▸ DATA IN THIS EXERCISE
-- Opening Marker --
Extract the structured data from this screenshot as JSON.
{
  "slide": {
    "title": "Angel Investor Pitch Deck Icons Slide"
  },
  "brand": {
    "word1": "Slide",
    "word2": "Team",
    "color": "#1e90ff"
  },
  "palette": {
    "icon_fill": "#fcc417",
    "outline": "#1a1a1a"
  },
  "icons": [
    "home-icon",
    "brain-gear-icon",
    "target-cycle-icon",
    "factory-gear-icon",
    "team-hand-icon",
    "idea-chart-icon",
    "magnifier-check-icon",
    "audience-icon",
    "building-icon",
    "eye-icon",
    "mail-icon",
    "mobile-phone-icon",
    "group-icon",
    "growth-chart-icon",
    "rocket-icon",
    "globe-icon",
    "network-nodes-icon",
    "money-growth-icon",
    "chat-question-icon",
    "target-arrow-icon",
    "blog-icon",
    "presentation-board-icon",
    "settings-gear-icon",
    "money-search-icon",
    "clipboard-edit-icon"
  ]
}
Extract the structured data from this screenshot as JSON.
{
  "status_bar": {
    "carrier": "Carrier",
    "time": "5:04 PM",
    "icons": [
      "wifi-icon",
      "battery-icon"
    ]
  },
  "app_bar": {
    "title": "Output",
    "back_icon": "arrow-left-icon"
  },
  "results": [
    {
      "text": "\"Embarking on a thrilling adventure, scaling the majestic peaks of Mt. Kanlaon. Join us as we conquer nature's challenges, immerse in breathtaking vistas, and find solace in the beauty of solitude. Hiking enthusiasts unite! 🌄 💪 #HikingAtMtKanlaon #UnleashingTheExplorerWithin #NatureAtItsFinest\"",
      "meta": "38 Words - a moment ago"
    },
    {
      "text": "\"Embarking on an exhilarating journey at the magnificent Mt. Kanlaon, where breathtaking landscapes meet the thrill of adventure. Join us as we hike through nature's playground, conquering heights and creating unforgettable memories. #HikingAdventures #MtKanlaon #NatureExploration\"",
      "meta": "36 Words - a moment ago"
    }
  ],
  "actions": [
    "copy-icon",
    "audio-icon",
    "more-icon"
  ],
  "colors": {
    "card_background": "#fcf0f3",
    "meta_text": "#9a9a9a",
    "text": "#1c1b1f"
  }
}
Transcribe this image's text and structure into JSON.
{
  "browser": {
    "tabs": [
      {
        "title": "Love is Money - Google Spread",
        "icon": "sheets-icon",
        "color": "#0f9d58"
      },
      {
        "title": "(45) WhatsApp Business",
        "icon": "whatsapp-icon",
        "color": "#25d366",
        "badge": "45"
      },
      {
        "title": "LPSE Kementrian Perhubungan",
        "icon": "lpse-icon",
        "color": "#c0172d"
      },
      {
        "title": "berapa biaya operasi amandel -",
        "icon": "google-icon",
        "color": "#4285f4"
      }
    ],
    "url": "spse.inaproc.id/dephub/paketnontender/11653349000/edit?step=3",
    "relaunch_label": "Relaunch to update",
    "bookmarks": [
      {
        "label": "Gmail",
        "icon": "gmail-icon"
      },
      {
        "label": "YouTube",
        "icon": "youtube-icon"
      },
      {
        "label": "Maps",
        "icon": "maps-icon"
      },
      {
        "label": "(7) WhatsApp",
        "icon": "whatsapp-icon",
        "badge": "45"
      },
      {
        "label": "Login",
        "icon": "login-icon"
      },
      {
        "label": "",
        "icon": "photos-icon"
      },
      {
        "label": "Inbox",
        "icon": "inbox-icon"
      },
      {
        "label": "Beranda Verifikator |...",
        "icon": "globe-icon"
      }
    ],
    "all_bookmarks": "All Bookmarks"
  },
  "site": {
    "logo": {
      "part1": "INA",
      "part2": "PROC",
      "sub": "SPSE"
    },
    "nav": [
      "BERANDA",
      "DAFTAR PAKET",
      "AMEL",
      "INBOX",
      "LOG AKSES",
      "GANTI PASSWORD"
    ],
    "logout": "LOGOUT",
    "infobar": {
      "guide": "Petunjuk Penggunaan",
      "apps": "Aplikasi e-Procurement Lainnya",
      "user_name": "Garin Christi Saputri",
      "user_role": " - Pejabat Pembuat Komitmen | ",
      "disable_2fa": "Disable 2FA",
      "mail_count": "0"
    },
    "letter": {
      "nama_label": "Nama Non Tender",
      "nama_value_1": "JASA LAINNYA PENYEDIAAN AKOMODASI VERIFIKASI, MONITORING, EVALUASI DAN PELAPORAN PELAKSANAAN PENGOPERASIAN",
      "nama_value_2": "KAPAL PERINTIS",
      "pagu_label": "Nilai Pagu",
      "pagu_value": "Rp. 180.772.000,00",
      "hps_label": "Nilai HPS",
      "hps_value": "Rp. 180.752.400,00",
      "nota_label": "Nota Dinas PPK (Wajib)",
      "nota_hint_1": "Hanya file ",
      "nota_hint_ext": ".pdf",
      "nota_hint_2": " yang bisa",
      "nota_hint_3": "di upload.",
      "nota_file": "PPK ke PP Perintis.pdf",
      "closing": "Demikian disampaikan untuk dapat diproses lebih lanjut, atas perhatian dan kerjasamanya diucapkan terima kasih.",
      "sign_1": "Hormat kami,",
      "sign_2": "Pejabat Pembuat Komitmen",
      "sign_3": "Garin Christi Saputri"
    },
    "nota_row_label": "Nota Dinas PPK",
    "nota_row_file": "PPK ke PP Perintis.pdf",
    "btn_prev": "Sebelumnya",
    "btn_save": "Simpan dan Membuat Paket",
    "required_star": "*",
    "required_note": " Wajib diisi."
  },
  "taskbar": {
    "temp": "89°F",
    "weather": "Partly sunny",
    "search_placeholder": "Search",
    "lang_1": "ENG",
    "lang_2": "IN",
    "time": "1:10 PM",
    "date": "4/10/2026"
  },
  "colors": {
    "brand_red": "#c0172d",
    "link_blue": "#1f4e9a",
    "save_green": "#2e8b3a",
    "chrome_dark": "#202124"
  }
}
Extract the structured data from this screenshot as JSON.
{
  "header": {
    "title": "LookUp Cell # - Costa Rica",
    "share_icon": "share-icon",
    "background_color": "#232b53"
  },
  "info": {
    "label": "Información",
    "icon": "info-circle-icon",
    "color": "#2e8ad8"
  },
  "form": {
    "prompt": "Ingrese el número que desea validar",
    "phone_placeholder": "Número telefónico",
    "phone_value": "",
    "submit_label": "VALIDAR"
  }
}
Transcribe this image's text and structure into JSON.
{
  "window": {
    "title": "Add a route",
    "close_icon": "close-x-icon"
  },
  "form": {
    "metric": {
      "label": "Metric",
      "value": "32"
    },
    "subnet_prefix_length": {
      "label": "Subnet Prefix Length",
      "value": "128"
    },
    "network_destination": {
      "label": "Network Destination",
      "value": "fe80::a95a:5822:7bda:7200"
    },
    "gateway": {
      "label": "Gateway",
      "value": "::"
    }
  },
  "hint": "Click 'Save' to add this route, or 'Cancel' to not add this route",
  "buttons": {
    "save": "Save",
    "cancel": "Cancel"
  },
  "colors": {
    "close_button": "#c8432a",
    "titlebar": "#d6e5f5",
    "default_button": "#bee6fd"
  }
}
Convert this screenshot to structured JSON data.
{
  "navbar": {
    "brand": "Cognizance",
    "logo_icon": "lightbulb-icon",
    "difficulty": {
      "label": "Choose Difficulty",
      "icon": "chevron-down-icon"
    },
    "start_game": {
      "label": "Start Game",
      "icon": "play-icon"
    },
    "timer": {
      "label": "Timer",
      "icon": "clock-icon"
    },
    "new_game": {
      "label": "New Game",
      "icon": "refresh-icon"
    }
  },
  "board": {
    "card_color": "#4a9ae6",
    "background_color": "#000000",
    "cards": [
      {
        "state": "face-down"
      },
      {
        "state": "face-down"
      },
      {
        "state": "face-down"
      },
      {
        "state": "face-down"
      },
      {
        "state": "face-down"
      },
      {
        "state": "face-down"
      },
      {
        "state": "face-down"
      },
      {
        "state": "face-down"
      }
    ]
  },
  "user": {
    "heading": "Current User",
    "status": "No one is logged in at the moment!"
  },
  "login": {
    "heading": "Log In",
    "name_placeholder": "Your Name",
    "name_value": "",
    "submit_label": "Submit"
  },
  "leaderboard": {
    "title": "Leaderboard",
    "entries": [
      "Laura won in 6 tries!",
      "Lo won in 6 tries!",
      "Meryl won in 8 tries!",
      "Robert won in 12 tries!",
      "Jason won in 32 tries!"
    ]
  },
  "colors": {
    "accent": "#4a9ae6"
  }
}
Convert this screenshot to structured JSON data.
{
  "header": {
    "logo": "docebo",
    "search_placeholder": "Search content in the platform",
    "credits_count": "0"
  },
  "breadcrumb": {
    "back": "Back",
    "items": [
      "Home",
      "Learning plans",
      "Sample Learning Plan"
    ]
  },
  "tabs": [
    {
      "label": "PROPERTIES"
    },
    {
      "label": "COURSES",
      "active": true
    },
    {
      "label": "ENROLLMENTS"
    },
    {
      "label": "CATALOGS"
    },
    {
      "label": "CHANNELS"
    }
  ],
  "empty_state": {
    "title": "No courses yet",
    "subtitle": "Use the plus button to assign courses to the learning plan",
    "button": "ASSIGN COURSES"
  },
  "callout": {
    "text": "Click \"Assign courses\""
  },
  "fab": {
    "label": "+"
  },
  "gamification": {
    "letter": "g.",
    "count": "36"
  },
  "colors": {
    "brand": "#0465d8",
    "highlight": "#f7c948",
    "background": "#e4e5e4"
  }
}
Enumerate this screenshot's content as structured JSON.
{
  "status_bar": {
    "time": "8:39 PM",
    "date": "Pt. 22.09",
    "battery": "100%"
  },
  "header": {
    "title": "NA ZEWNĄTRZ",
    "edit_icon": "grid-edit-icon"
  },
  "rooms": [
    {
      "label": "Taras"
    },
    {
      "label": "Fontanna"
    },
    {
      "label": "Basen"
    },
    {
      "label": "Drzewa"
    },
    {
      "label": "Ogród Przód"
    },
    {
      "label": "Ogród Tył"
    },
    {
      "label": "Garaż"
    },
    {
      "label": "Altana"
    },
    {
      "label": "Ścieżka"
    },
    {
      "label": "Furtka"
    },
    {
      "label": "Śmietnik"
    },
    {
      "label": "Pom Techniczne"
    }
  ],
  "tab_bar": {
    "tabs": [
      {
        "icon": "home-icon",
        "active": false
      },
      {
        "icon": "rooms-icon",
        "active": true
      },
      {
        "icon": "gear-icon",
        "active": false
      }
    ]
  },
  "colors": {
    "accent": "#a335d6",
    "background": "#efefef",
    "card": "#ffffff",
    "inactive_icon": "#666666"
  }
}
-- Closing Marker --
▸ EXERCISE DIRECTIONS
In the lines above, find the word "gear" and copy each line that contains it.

▸ RESPONSE TO THE EXERCISE
    "brain-gear-icon",
    "factory-gear-icon",
    "settings-gear-icon",
        "icon": "gear-icon",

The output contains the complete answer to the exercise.